We had the pleasure of speaking with Vikum Rajapakse who is the co-founder of Kantala, an extremely interesting Sri Lankan fashion brand. Kantala does an interesting take on a centuries old Sri Lankan craft tradition: Agave (hana, in local parlance) fiber weaving.
We at Monkey Mind are very familiar with the art of hana weaving, having grown up in Sri Lanka; especially in my (Rudy) case as I grew up in the hill-country city of Kandy. Kandy was the royal capital of the last Sri Lankan kingdom, where hana weaving emerged as a major art form under the patronage of the Kandyan kings.
Growing up, I recall these huge spiky hana succulents covering the hillsides around my parents house, where my siblings and I would inevitably catch ourselves on hana spikes as we played in the garden. Hana fiber woven baskets, mats and tapestries were common household articles back then, later to be replaced with plastic and synthetic fibers.
We find it fascinating how Kantala has taken this very familiar old craft tradition and completely transformed it in way we could not have anticipated back then.
Vikum Rajapakse (Photo: courtesy of Kantala)
Hanaor Agave Cantala,is a ubiquitous and an extremely sustainable plant that grows predominantly in the central highlands of Sri Lanka. When properly processed its large, fleshy leaves yield a particularly versatile and luxurious fiber that can be used in a variety of industries. Kantala makes beautiful handbags, clutches and totes out of handwovenhanafibers for the international market.
Agave Cantala growing on a slab of rock (Photo: courtesy of Kantala)
We think that although Agave products are fairly common in Sri Lanka and elsewhere, Kantala has managed to incorporate a number of features to their business model that make their take on this traditional craft an important case study on how craft-based companies can innovate in order to find a niche in the hyper-competitive global marketplace.
Harvesting Agave Cantala leaves (Photo: courtesy of Kantala)
In less than a decade Kantala has managed to incorporate a remote traditional craft village in the Sri Lankan highlands into the global fashion marketplace. Determinedly ethical, they operate on fair trade principles with a keen focus on fair wages, training, reskilling and worker participation in decision making. The latter is interesting on its own and is arguably unprecedented in contemporary Sri Lankan craft economies. They are currently experimenting with an environmental conservation model in the fire-prone central highlands using theAgave Cantala plant that seamlessly and sustainably feeds back into their business model. In addition, Kantala’s use of an efficiency-yielding lean business model plus the underlying technology stack that enables it, provide interesting experimental models for small businesses in general.
Hana artisan using a traditional loom (Photo: Courtesy of Kantala)
How it all began
At the start of the conversation Vikum talks about how the idea for Kantala started. Spoiler alert: it involves a trip to Egypt!

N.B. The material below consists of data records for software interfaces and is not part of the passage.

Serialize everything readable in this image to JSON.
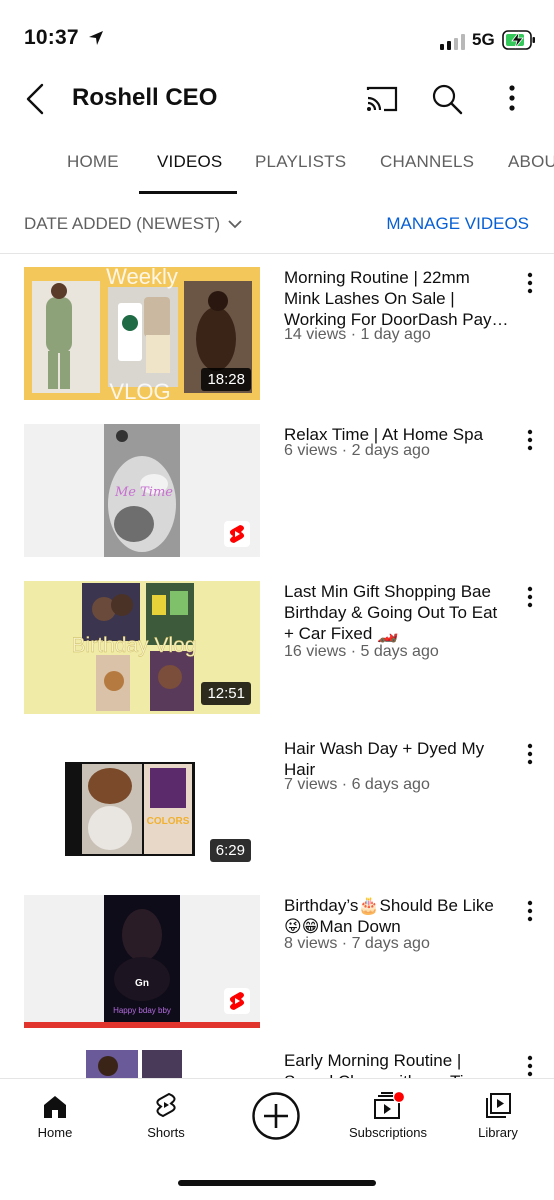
{
  "status_bar": {
    "time": "10:37",
    "network": "5G"
  },
  "header": {
    "title": "Roshell CEO"
  },
  "tabs": [
    {
      "label": "HOME"
    },
    {
      "label": "VIDEOS"
    },
    {
      "label": "PLAYLISTS"
    },
    {
      "label": "CHANNELS"
    },
    {
      "label": "ABOUT"
    }
  ],
  "sort": {
    "label": "DATE ADDED (NEWEST)",
    "manage_label": "MANAGE VIDEOS"
  },
  "videos": [
    {
      "title": "Morning Routine | 22mm Mink Lashes On Sale | Working For DoorDash Pay…",
      "meta": "14 views · 1 day ago",
      "duration": "18:28",
      "thumb_top": "Weekly",
      "thumb_bottom": "VLOG"
    },
    {
      "title": "Relax Time | At Home Spa",
      "meta": "6 views · 2 days ago",
      "thumb_text": "Me Time"
    },
    {
      "title": "Last Min Gift Shopping Bae Birthday & Going Out To Eat + Car Fixed 🏎️",
      "meta": "16 views · 5 days ago",
      "duration": "12:51",
      "thumb_text": "Birthday Vlog"
    },
    {
      "title": "Hair Wash Day + Dyed My Hair",
      "meta": "7 views · 6 days ago",
      "duration": "6:29",
      "thumb_text": "COLORS"
    },
    {
      "title": "Birthday’s🎂Should Be Like 😜😁Man Down",
      "meta": "8 views · 7 days ago",
      "thumb_text": "Gn",
      "thumb_caption": "Happy bday bby"
    },
    {
      "title": "Early Morning Routine | Speed Clean with me Time",
      "meta": ""
    }
  ],
  "bottom_nav": {
    "home": "Home",
    "shorts": "Shorts",
    "subscriptions": "Subscriptions",
    "library": "Library"
  },
  "colors": {
    "accent_blue": "#065fd4",
    "youtube_red": "#ff0000",
    "secondary_text": "#606060"
  },
  "icons": [
    "back-icon",
    "cast-icon",
    "search-icon",
    "more-vert-icon",
    "chevron-down-icon",
    "shorts-icon",
    "home-icon",
    "create-icon",
    "subscriptions-icon",
    "library-icon"
  ]
}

Picking the right craft tradition
When they started off, the young company did quite a bit of research on natural/sustainable materials for their fashion brand that lead to a shortlist and in this segment Vikum explains how they ultimately settled on Agave Cantala.
Even when you find your dream sustainable source material and a centuries-old living craft tradition, starting a brand is not without its challenges. Here Vikum describes the initial challenges they faced as they started working with their artisan communities and how they addressed them.
Ethical businesses and sustainability
“But your products are so expensive!” Vikum explains why ethical consumer products are - and indeed, should be - more expensive than the alternatives.
Traditional craft and the use of technology
One of the noteworthy things about Kantala is their incorporation of technology into their business operations, including an organization-wide Enterprise Resource Planning or ERP system that connects most nodes of their supply chain into a seamless whole. The use of technology here coupled with complementary changes to the organizational structure, may provide useful models for craft-based SMEs in general to consider.
Kantala is actively involved in a conservation project involving theAgave Cantalaplant in the central highlands of Sri Lanka. The properties of the plant makes it ideal for building fire breaks in the fire-prone mountainous regions of Sri Lanka. Listen to how they have seamlessly and sustainably integrated this project into their business model in a way that benefits everyone involved in the value chain.